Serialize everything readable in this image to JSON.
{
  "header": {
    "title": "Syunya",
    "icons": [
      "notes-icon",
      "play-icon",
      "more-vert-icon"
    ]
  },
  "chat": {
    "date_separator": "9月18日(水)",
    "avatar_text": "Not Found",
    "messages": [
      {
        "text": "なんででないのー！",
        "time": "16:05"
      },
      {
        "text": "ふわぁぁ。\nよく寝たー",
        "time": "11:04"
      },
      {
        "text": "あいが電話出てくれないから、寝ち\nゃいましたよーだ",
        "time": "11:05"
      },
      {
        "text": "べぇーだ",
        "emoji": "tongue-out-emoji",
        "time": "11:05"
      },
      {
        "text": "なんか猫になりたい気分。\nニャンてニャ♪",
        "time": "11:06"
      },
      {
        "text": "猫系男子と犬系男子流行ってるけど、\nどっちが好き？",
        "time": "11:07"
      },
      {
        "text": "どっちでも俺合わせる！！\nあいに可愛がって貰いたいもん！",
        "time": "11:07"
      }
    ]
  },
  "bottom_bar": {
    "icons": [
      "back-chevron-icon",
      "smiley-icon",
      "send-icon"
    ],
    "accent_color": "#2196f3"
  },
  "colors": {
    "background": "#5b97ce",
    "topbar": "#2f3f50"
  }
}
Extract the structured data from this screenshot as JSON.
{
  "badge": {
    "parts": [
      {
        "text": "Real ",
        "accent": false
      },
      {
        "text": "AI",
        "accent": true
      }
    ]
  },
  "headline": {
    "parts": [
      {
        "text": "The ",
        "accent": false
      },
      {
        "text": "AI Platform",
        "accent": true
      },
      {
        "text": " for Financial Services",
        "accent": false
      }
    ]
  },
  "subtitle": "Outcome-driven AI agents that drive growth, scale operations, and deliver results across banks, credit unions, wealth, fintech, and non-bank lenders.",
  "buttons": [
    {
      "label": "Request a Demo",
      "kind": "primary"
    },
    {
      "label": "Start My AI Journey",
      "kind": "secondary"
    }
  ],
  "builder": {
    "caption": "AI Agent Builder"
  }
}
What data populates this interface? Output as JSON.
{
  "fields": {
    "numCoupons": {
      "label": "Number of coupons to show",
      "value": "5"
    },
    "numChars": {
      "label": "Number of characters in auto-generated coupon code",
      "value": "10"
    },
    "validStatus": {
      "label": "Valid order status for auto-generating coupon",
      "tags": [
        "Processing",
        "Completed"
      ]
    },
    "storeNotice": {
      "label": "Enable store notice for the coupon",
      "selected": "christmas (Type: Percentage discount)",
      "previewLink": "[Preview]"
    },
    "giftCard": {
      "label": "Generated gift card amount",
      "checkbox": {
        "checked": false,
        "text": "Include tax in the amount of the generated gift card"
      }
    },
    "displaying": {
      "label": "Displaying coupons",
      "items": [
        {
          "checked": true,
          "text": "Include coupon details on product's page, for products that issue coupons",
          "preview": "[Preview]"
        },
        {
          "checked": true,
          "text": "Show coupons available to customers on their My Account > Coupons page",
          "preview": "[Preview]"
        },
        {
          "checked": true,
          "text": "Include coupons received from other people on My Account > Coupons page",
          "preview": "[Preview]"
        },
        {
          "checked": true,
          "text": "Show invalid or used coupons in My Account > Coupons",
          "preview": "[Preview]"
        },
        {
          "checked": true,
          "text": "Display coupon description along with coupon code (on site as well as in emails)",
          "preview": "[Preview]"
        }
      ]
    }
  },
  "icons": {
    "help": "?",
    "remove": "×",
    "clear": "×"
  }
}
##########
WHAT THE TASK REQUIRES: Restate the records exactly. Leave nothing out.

SOLUTION TO THE PROBLEM:
Serialize everything readable in this image to JSON.
{
  "header": {
    "title": "Syunya",
    "icons": [
      "notes-icon",
      "play-icon",
      "more-vert-icon"
    ]
  },
  "chat": {
    "date_separator": "9月18日(水)",
    "avatar_text": "Not Found",
    "messages": [
      {
        "text": "なんででないのー！",
        "time": "16:05"
      },
      {
        "text": "ふわぁぁ。\nよく寝たー",
        "time": "11:04"
      },
      {
        "text": "あいが電話出てくれないから、寝ち\nゃいましたよーだ",
        "time": "11:05"
      },
      {
        "text": "べぇーだ",
        "emoji": "tongue-out-emoji",
        "time": "11:05"
      },
      {
        "text": "なんか猫になりたい気分。\nニャンてニャ♪",
        "time": "11:06"
      },
      {
        "text": "猫系男子と犬系男子流行ってるけど、\nどっちが好き？",
        "time": "11:07"
      },
      {
        "text": "どっちでも俺合わせる！！\nあいに可愛がって貰いたいもん！",
        "time": "11:07"
      }
    ]
  },
  "bottom_bar": {
    "icons": [
      "back-chevron-icon",
      "smiley-icon",
      "send-icon"
    ],
    "accent_color": "#2196f3"
  },
  "colors": {
    "background": "#5b97ce",
    "topbar": "#2f3f50"
  }
}
Extract the structured data from this screenshot as JSON.
{
  "badge": {
    "parts": [
      {
        "text": "Real ",
        "accent": false
      },
      {
        "text": "AI",
        "accent": true
      }
    ]
  },
  "headline": {
    "parts": [
      {
        "text": "The ",
        "accent": false
      },
      {
        "text": "AI Platform",
        "accent": true
      },
      {
        "text": " for Financial Services",
        "accent": false
      }
    ]
  },
  "subtitle": "Outcome-driven AI agents that drive growth, scale operations, and deliver results across banks, credit unions, wealth, fintech, and non-bank lenders.",
  "buttons": [
    {
      "label": "Request a Demo",
      "kind": "primary"
    },
    {
      "label": "Start My AI Journey",
      "kind": "secondary"
    }
  ],
  "builder": {
    "caption": "AI Agent Builder"
  }
}
What data populates this interface? Output as JSON.
{
  "fields": {
    "numCoupons": {
      "label": "Number of coupons to show",
      "value": "5"
    },
    "numChars": {
      "label": "Number of characters in auto-generated coupon code",
      "value": "10"
    },
    "validStatus": {
      "label": "Valid order status for auto-generating coupon",
      "tags": [
        "Processing",
        "Completed"
      ]
    },
    "storeNotice": {
      "label": "Enable store notice for the coupon",
      "selected": "christmas (Type: Percentage discount)",
      "previewLink": "[Preview]"
    },
    "giftCard": {
      "label": "Generated gift card amount",
      "checkbox": {
        "checked": false,
        "text": "Include tax in the amount of the generated gift card"
      }
    },
    "displaying": {
      "label": "Displaying coupons",
      "items": [
        {
          "checked": true,
          "text": "Include coupon details on product's page, for products that issue coupons",
          "preview": "[Preview]"
        },
        {
          "checked": true,
          "text": "Show coupons available to customers on their My Account > Coupons page",
          "preview": "[Preview]"
        },
        {
          "checked": true,
          "text": "Include coupons received from other people on My Account > Coupons page",
          "preview": "[Preview]"
        },
        {
          "checked": true,
          "text": "Show invalid or used coupons in My Account > Coupons",
          "preview": "[Preview]"
        },
        {
          "checked": true,
          "text": "Display coupon description along with coupon code (on site as well as in emails)",
          "preview": "[Preview]"
        }
      ]
    }
  },
  "icons": {
    "help": "?",
    "remove": "×",
    "clear": "×"
  }
}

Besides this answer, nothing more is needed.